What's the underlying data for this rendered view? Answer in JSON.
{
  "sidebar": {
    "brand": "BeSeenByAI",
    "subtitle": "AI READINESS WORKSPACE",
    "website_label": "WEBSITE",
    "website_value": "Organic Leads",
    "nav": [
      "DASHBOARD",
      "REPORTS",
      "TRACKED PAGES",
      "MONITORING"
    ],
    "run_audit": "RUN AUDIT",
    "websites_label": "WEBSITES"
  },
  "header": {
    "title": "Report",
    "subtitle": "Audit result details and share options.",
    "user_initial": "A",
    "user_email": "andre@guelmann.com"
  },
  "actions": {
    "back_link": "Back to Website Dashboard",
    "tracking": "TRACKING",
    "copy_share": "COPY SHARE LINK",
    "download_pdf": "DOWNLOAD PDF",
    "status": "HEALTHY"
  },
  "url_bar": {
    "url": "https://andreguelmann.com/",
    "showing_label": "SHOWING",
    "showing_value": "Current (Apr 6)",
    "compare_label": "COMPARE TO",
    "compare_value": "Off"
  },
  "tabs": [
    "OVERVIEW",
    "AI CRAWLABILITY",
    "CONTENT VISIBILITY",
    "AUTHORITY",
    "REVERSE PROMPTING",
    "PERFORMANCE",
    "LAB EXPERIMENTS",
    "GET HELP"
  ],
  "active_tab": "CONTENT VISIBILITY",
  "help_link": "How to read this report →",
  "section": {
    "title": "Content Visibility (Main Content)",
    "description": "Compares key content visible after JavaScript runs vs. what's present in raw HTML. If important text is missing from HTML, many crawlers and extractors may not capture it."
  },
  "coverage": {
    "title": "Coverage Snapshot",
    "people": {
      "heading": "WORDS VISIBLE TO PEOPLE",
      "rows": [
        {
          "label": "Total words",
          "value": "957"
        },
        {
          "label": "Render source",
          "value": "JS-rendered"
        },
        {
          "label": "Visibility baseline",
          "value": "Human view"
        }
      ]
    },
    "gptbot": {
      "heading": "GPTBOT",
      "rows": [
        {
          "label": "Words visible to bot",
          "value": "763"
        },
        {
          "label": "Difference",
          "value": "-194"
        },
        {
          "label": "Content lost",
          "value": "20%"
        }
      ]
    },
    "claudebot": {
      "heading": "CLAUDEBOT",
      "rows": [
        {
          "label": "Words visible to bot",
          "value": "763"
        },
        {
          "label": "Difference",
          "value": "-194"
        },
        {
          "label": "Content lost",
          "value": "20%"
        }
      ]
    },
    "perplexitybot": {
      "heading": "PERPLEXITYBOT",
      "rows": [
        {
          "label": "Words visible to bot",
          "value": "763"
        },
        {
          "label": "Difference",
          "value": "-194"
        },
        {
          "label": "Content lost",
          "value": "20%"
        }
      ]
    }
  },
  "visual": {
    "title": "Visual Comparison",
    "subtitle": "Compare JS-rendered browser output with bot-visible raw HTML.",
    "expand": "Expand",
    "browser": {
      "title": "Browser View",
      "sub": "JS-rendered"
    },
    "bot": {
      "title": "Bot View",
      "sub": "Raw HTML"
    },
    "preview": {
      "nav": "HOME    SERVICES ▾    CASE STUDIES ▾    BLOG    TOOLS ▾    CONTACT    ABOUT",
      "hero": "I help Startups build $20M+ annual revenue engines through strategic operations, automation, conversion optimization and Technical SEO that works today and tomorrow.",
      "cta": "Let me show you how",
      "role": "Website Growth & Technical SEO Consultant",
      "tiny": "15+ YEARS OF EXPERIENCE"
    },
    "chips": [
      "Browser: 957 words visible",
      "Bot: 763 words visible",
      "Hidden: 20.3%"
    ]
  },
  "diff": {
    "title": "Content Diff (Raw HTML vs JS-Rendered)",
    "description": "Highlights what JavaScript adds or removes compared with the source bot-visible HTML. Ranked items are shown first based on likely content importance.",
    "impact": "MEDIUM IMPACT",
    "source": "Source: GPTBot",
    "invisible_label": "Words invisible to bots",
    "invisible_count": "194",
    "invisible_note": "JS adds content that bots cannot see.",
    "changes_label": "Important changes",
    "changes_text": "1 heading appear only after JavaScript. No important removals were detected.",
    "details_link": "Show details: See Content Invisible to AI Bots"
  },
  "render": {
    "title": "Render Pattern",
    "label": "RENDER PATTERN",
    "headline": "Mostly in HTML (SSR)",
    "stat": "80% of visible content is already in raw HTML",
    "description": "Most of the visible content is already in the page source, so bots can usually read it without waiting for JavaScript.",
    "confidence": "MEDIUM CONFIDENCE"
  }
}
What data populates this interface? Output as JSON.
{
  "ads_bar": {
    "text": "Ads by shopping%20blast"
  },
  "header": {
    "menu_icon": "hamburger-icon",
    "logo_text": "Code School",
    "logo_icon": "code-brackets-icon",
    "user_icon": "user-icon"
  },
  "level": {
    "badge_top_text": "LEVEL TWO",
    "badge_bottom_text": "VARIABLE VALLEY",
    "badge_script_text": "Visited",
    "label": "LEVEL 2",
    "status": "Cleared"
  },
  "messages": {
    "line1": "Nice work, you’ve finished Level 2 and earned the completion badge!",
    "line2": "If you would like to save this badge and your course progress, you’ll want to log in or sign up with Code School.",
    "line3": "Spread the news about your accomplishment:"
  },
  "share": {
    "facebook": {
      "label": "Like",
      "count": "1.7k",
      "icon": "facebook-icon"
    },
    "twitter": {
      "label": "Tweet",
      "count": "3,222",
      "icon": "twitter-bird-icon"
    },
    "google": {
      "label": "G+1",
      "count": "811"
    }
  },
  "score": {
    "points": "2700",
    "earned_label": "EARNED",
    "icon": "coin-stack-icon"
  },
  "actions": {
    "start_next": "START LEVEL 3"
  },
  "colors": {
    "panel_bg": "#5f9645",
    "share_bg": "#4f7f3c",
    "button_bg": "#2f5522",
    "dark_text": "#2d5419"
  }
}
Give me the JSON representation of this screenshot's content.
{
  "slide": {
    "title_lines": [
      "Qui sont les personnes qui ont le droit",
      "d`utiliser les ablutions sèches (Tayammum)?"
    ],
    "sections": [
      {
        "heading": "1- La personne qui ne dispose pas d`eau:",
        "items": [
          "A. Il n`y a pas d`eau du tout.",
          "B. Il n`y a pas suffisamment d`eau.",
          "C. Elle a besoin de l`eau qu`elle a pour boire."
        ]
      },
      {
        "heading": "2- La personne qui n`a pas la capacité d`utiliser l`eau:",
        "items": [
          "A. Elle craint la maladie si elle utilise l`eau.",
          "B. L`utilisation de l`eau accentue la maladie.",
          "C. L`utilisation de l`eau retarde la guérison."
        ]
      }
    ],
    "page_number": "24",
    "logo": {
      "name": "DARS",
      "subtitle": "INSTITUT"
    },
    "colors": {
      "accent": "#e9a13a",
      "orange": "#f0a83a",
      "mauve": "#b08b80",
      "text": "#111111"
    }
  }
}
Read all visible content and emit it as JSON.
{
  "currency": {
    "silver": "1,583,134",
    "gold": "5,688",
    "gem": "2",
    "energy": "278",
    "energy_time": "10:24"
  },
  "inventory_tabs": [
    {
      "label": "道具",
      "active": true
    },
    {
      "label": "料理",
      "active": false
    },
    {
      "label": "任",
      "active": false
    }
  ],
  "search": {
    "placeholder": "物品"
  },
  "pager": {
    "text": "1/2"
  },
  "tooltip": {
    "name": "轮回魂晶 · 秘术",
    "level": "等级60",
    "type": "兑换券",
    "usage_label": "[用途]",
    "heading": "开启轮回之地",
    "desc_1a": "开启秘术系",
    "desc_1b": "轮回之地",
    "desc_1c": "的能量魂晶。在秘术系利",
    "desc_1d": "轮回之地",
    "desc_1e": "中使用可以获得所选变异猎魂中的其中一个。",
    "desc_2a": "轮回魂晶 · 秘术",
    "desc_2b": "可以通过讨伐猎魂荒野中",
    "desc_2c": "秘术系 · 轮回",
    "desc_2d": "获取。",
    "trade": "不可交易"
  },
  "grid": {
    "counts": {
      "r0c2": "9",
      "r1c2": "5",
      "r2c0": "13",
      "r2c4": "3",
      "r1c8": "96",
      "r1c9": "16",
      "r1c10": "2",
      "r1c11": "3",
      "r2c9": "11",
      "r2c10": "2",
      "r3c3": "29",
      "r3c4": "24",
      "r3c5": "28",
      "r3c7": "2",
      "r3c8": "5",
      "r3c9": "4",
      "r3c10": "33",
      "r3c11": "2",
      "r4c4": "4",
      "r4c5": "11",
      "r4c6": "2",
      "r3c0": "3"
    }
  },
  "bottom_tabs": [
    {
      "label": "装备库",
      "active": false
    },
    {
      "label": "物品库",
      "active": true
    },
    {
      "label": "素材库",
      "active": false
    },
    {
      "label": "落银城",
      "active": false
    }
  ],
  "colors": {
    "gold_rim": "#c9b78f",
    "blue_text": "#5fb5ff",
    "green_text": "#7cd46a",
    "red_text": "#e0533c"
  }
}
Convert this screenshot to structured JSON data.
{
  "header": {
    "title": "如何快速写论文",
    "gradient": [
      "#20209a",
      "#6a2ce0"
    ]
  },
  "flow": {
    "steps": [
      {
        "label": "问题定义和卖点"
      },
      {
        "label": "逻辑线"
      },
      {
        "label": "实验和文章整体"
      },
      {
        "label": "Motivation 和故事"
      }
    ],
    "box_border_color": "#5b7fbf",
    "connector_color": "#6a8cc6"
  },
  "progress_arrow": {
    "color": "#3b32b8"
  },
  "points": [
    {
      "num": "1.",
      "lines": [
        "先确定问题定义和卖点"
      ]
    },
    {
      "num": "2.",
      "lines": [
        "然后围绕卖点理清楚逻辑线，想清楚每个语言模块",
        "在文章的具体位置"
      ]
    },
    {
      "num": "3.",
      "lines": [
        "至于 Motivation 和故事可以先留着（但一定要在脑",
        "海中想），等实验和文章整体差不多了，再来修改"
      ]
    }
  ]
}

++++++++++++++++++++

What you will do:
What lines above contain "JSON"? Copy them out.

Answer box:
What's the underlying data for this rendered view? Answer in JSON.
What data populates this interface? Output as JSON.
Give me the JSON representation of this screenshot's content.
Read all visible content and emit it as JSON.
Convert this screenshot to structured JSON data.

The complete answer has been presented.